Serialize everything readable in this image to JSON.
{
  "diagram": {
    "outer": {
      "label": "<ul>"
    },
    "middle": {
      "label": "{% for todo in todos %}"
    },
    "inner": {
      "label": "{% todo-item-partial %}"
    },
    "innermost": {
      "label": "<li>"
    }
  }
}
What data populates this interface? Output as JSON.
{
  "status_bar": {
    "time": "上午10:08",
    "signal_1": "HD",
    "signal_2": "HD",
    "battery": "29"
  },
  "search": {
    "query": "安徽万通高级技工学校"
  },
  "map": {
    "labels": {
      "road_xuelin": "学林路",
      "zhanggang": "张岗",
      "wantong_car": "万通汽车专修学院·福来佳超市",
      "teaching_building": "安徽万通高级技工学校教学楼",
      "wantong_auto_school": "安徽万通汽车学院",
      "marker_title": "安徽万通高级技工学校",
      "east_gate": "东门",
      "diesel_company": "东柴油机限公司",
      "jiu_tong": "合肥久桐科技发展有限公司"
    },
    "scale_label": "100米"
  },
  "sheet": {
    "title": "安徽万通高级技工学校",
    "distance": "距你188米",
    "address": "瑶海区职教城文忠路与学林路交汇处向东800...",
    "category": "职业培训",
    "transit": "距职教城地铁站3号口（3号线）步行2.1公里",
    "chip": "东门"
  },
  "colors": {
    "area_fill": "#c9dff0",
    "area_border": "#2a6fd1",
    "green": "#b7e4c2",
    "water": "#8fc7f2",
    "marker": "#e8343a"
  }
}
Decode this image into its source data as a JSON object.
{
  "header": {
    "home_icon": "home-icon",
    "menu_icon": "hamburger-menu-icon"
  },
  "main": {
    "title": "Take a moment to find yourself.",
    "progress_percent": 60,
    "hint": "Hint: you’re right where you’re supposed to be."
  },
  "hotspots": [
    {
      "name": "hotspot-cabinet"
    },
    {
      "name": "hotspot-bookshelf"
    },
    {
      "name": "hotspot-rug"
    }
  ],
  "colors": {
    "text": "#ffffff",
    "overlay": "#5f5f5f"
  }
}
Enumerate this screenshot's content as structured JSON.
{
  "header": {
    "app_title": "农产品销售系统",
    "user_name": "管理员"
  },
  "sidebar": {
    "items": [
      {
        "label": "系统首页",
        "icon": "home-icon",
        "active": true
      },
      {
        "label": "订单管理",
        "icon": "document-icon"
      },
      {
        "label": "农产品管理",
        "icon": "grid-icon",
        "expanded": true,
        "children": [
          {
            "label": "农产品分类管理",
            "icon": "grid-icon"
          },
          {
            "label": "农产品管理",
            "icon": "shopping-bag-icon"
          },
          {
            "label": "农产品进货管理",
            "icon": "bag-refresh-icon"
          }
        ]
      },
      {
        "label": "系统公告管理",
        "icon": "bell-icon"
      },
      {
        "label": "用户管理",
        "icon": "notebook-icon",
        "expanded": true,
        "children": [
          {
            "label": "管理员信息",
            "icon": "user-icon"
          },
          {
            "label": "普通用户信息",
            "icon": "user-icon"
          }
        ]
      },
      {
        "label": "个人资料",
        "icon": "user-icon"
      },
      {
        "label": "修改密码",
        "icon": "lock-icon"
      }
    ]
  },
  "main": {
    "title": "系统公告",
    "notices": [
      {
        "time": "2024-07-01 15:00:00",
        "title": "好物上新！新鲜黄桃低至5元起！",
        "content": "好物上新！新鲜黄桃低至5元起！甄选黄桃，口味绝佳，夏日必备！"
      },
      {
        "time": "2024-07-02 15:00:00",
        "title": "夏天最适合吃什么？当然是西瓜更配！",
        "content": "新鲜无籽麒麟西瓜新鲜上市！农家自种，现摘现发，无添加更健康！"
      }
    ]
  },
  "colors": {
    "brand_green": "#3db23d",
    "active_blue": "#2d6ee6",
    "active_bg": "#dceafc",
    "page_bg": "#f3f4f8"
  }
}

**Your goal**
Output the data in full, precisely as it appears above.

**Answer section**
Serialize everything readable in this image to JSON.
{
  "diagram": {
    "outer": {
      "label": "<ul>"
    },
    "middle": {
      "label": "{% for todo in todos %}"
    },
    "inner": {
      "label": "{% todo-item-partial %}"
    },
    "innermost": {
      "label": "<li>"
    }
  }
}
What data populates this interface? Output as JSON.
{
  "status_bar": {
    "time": "上午10:08",
    "signal_1": "HD",
    "signal_2": "HD",
    "battery": "29"
  },
  "search": {
    "query": "安徽万通高级技工学校"
  },
  "map": {
    "labels": {
      "road_xuelin": "学林路",
      "zhanggang": "张岗",
      "wantong_car": "万通汽车专修学院·福来佳超市",
      "teaching_building": "安徽万通高级技工学校教学楼",
      "wantong_auto_school": "安徽万通汽车学院",
      "marker_title": "安徽万通高级技工学校",
      "east_gate": "东门",
      "diesel_company": "东柴油机限公司",
      "jiu_tong": "合肥久桐科技发展有限公司"
    },
    "scale_label": "100米"
  },
  "sheet": {
    "title": "安徽万通高级技工学校",
    "distance": "距你188米",
    "address": "瑶海区职教城文忠路与学林路交汇处向东800...",
    "category": "职业培训",
    "transit": "距职教城地铁站3号口（3号线）步行2.1公里",
    "chip": "东门"
  },
  "colors": {
    "area_fill": "#c9dff0",
    "area_border": "#2a6fd1",
    "green": "#b7e4c2",
    "water": "#8fc7f2",
    "marker": "#e8343a"
  }
}
Decode this image into its source data as a JSON object.
{
  "header": {
    "home_icon": "home-icon",
    "menu_icon": "hamburger-menu-icon"
  },
  "main": {
    "title": "Take a moment to find yourself.",
    "progress_percent": 60,
    "hint": "Hint: you’re right where you’re supposed to be."
  },
  "hotspots": [
    {
      "name": "hotspot-cabinet"
    },
    {
      "name": "hotspot-bookshelf"
    },
    {
      "name": "hotspot-rug"
    }
  ],
  "colors": {
    "text": "#ffffff",
    "overlay": "#5f5f5f"
  }
}
Enumerate this screenshot's content as structured JSON.
{
  "header": {
    "app_title": "农产品销售系统",
    "user_name": "管理员"
  },
  "sidebar": {
    "items": [
      {
        "label": "系统首页",
        "icon": "home-icon",
        "active": true
      },
      {
        "label": "订单管理",
        "icon": "document-icon"
      },
      {
        "label": "农产品管理",
        "icon": "grid-icon",
        "expanded": true,
        "children": [
          {
            "label": "农产品分类管理",
            "icon": "grid-icon"
          },
          {
            "label": "农产品管理",
            "icon": "shopping-bag-icon"
          },
          {
            "label": "农产品进货管理",
            "icon": "bag-refresh-icon"
          }
        ]
      },
      {
        "label": "系统公告管理",
        "icon": "bell-icon"
      },
      {
        "label": "用户管理",
        "icon": "notebook-icon",
        "expanded": true,
        "children": [
          {
            "label": "管理员信息",
            "icon": "user-icon"
          },
          {
            "label": "普通用户信息",
            "icon": "user-icon"
          }
        ]
      },
      {
        "label": "个人资料",
        "icon": "user-icon"
      },
      {
        "label": "修改密码",
        "icon": "lock-icon"
      }
    ]
  },
  "main": {
    "title": "系统公告",
    "notices": [
      {
        "time": "2024-07-01 15:00:00",
        "title": "好物上新！新鲜黄桃低至5元起！",
        "content": "好物上新！新鲜黄桃低至5元起！甄选黄桃，口味绝佳，夏日必备！"
      },
      {
        "time": "2024-07-02 15:00:00",
        "title": "夏天最适合吃什么？当然是西瓜更配！",
        "content": "新鲜无籽麒麟西瓜新鲜上市！农家自种，现摘现发，无添加更健康！"
      }
    ]
  },
  "colors": {
    "brand_green": "#3db23d",
    "active_blue": "#2d6ee6",
    "active_bg": "#dceafc",
    "page_bg": "#f3f4f8"
  }
}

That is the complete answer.